Add the following service declaration to ChangeTItle.svc, which specifies the SharePoint Foundation factories and the namespace that contains them. In the example, MultipleBaseAddressBasicHttpBindingServiceHostFactory specifies the service factory for the SOAP type of web service. The service class declaration also specifies the name of the service class and uses a token to specify the strong name of the assembly.
<%@ServiceHost Language="C#" Debug="true"
Microsoft.SharePoint.Client.ServerRuntime, Version=22.214.171.124, Culture=neutral, PublicKeyToken=80e7sde143e94929r" %>
After you add the previous tag, save the project and close the .csproj file. In Solution Explorer, right-click the ChangeTitleWCFProject project, and then click Reload Project.
To deploy the custom web service to SharePoint Foundation, in Solution Explorer, right-click the ChangeTitleWCFProject project, and then click Deploy. Visual Studio compiles the project’s code, builds a WSP file, and deploys the file to the front-end web server.
To use the custom web service from your ProjectTracker client application, right-click the Service References node of the application in Solution Explorer, and then click Add Service Reference. In the Add Service Reference dialog box, type the URL of your custom WCF service in the Address box, and specify MEX as the standard name for the metadata exchange endpoint, as follows: http://Server/sites/SiteCollection/MyWebSite/_vti_bin/Revert.svc. Click Go to download the service information, and then click OK to add the reference.

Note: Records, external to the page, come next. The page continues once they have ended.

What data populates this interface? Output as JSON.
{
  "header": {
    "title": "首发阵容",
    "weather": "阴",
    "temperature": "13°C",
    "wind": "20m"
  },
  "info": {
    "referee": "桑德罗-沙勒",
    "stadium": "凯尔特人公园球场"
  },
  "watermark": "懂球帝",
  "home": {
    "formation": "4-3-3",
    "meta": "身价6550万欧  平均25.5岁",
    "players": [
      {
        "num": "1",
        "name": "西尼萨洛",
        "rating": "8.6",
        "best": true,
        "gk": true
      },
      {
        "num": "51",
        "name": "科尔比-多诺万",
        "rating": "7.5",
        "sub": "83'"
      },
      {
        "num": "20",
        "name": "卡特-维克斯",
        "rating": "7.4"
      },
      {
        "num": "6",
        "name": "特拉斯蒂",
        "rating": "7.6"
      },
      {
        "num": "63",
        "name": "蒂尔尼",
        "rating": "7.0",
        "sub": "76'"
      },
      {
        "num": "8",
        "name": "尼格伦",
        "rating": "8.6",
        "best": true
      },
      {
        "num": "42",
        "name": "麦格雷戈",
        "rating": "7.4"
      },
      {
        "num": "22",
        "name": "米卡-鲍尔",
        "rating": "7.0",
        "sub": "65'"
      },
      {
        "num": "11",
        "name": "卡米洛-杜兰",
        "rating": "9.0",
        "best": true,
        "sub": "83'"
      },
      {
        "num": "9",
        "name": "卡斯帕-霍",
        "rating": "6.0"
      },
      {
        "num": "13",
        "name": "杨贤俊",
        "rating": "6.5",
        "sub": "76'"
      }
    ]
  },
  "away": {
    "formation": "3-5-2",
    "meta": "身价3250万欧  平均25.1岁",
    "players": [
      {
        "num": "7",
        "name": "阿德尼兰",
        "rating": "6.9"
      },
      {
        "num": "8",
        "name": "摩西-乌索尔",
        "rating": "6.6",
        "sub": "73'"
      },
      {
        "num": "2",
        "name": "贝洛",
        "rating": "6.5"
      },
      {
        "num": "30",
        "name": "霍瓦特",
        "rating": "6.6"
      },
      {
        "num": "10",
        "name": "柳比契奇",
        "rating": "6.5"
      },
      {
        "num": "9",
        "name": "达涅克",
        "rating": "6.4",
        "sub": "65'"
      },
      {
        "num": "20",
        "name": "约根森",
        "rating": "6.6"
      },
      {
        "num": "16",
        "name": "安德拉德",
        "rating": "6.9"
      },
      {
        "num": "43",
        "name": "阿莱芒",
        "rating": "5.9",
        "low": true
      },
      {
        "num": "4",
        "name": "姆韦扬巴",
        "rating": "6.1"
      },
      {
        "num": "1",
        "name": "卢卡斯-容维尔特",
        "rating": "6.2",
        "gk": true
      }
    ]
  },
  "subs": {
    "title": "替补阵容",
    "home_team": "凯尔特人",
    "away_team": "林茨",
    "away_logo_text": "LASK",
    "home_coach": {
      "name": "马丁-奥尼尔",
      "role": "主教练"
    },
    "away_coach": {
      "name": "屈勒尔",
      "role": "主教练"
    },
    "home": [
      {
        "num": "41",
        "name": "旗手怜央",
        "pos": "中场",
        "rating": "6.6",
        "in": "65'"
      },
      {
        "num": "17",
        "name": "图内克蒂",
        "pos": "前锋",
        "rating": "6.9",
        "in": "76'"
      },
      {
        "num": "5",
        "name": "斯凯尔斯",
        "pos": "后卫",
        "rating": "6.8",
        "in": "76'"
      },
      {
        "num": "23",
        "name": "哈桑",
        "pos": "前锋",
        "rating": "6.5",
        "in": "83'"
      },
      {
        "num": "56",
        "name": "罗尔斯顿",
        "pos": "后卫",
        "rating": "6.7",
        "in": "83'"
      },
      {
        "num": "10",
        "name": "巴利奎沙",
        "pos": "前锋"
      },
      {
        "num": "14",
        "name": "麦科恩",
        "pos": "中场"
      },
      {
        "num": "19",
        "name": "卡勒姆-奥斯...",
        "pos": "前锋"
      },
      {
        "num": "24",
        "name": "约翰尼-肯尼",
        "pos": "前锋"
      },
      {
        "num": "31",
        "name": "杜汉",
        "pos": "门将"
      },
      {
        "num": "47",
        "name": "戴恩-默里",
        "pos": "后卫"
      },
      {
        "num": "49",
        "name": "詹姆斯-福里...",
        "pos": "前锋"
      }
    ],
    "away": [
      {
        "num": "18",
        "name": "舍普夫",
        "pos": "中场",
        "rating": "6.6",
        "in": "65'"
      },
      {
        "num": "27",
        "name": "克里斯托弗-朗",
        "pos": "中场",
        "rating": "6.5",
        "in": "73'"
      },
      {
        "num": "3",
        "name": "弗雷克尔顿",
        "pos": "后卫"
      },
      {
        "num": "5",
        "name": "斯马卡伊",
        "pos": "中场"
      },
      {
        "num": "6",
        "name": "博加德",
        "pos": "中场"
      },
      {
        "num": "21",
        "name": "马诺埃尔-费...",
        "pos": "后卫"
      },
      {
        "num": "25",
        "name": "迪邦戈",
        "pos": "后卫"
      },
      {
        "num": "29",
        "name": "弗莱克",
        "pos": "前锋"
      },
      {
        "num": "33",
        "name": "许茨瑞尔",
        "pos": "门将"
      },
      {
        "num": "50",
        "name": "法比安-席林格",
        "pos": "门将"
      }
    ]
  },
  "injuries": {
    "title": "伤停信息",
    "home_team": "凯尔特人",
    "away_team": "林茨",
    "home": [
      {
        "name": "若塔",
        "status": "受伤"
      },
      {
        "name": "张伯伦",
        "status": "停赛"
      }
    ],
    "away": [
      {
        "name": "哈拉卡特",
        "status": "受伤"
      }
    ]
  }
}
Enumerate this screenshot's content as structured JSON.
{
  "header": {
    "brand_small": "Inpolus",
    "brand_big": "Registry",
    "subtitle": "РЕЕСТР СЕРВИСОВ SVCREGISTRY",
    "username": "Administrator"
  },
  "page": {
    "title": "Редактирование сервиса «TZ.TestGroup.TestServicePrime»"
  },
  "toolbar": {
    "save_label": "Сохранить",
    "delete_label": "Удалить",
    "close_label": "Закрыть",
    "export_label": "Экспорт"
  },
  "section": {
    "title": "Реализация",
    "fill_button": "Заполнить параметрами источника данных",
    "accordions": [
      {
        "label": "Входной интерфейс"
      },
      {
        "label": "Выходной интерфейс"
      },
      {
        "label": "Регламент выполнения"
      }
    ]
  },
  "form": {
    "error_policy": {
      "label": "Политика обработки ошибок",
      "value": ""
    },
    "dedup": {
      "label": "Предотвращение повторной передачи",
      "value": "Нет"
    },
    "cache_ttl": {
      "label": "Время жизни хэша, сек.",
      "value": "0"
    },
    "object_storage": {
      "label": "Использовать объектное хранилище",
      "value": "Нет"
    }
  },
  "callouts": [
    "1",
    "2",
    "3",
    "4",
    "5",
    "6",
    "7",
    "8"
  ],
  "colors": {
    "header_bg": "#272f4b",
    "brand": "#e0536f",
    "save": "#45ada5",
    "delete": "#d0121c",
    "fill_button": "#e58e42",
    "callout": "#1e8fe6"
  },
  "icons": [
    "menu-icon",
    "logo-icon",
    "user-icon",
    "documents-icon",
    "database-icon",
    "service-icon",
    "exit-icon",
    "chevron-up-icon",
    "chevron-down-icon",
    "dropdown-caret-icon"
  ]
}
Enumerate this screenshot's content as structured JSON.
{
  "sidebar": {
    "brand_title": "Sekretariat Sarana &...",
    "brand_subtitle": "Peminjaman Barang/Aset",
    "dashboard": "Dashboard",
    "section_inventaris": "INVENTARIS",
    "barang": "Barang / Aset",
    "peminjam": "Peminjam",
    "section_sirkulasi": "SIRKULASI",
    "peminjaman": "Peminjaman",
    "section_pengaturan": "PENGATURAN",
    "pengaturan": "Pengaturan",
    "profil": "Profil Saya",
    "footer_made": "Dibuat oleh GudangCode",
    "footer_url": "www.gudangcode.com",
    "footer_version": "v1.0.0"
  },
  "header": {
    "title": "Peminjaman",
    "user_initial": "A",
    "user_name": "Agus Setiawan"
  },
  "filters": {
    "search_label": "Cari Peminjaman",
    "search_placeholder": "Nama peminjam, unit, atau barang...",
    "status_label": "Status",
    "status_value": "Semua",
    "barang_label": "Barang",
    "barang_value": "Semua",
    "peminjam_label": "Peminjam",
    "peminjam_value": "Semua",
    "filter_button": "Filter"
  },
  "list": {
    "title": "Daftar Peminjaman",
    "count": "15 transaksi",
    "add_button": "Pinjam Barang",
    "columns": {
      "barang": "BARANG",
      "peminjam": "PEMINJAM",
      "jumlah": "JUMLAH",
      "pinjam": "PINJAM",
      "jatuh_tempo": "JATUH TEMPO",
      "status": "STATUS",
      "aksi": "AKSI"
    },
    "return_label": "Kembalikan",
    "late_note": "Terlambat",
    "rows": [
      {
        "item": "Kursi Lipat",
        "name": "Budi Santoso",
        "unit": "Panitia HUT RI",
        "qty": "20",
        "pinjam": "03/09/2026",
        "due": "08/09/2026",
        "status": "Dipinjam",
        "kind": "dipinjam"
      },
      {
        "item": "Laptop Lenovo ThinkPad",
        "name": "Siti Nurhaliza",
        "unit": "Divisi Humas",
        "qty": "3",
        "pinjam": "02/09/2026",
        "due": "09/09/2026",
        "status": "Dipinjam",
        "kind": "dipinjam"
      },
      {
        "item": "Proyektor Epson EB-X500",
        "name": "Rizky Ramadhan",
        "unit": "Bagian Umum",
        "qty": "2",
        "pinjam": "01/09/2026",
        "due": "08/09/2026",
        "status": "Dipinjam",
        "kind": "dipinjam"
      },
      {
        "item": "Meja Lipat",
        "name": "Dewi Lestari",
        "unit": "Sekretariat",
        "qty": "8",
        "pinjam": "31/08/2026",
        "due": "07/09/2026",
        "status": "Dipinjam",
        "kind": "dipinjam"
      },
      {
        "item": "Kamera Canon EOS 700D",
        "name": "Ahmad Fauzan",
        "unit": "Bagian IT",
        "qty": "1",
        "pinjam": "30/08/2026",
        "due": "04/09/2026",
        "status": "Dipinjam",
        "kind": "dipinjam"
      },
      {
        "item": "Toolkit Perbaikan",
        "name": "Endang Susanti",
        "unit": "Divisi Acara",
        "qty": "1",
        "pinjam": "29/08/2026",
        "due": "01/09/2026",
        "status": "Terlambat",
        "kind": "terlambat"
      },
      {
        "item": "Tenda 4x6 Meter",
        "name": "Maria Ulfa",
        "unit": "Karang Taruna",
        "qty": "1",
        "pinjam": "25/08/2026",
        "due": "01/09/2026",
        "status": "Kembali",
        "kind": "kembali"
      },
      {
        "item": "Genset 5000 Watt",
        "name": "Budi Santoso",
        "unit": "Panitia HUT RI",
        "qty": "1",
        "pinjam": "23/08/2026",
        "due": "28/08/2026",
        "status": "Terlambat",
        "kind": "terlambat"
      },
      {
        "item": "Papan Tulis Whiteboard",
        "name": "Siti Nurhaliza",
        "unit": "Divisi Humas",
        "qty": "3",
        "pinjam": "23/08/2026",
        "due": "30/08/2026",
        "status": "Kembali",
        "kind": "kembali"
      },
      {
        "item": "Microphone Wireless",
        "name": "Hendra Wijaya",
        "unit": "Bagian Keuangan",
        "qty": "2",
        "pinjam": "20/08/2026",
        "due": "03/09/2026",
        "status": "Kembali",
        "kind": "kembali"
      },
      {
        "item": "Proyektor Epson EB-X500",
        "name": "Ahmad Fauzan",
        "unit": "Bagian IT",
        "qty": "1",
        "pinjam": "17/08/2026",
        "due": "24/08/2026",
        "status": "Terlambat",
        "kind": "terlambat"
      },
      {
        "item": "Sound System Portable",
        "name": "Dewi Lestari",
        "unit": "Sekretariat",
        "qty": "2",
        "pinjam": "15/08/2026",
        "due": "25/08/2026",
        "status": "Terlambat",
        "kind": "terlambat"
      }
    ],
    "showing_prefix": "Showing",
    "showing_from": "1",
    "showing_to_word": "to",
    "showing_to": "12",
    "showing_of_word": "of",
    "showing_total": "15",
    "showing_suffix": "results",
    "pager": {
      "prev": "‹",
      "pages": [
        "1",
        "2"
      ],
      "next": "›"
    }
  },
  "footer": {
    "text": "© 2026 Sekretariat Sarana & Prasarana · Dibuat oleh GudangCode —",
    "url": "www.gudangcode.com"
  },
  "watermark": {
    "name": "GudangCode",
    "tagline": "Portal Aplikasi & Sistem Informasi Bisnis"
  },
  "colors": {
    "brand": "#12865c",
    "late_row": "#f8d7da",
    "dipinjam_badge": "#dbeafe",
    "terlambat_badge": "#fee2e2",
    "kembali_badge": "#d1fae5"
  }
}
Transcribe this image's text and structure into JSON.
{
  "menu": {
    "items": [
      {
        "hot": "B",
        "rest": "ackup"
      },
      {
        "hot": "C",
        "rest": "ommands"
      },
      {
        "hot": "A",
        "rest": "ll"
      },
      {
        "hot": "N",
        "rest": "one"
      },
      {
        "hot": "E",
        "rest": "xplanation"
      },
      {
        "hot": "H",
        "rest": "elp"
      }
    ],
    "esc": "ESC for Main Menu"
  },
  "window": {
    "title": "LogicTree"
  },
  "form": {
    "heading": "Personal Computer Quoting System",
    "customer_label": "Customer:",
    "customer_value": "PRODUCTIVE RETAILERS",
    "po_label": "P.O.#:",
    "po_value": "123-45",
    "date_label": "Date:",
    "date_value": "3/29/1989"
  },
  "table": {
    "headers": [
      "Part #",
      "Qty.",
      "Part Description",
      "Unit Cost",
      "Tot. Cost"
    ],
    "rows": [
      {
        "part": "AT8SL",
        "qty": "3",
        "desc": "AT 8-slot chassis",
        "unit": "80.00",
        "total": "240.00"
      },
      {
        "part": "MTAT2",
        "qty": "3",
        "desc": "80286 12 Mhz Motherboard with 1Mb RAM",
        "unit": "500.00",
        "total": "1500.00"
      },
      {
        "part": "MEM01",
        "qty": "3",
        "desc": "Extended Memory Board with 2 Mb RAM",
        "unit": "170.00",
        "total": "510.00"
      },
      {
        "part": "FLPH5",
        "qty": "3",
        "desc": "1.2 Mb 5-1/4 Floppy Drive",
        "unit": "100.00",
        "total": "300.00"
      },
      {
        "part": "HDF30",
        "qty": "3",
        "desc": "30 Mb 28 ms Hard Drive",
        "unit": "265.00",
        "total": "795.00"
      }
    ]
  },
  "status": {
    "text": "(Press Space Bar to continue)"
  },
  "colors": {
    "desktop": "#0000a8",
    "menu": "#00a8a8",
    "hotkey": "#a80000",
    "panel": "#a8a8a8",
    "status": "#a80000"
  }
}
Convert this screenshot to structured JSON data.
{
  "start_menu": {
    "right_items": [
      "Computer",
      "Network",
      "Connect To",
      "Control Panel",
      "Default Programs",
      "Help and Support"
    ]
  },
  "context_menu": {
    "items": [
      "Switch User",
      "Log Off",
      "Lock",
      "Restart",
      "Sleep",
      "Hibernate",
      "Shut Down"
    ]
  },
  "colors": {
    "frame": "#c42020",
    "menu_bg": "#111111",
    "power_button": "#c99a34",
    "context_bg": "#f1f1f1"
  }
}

Double-click the Change button and add to its Click event the following standard WCF proxy setup code with a call to your custom WCF service. Resolve references to assemblies by right-clicking red underlined elements in the code, pointing to Resolve, and accepting recommended assembly references for the System.ServiceModel namespace and for the namespace of your custom WCF service (ProjectTracker.ServiceReference2).
This is how it’s get used in the separate application.